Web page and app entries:
BEGIN
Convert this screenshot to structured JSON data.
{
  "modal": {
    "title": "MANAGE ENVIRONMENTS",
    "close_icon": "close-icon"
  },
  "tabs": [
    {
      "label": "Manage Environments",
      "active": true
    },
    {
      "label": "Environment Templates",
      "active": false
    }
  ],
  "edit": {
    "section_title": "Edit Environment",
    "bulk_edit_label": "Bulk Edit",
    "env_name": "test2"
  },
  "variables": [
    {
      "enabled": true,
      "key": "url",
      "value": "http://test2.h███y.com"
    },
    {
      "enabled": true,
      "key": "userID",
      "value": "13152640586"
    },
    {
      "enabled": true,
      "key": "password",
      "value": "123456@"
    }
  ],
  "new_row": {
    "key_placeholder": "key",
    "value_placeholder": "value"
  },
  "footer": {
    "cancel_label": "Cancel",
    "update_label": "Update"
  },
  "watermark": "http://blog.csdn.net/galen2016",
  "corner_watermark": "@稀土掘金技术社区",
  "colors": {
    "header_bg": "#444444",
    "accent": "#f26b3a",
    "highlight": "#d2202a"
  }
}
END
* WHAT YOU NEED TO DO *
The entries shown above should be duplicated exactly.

* RESPONSE BOX *
Convert this screenshot to structured JSON data.
{
  "modal": {
    "title": "MANAGE ENVIRONMENTS",
    "close_icon": "close-icon"
  },
  "tabs": [
    {
      "label": "Manage Environments",
      "active": true
    },
    {
      "label": "Environment Templates",
      "active": false
    }
  ],
  "edit": {
    "section_title": "Edit Environment",
    "bulk_edit_label": "Bulk Edit",
    "env_name": "test2"
  },
  "variables": [
    {
      "enabled": true,
      "key": "url",
      "value": "http://test2.h███y.com"
    },
    {
      "enabled": true,
      "key": "userID",
      "value": "13152640586"
    },
    {
      "enabled": true,
      "key": "password",
      "value": "123456@"
    }
  ],
  "new_row": {
    "key_placeholder": "key",
    "value_placeholder": "value"
  },
  "footer": {
    "cancel_label": "Cancel",
    "update_label": "Update"
  },
  "watermark": "http://blog.csdn.net/galen2016",
  "corner_watermark": "@稀土掘金技术社区",
  "colors": {
    "header_bg": "#444444",
    "accent": "#f26b3a",
    "highlight": "#d2202a"
  }
}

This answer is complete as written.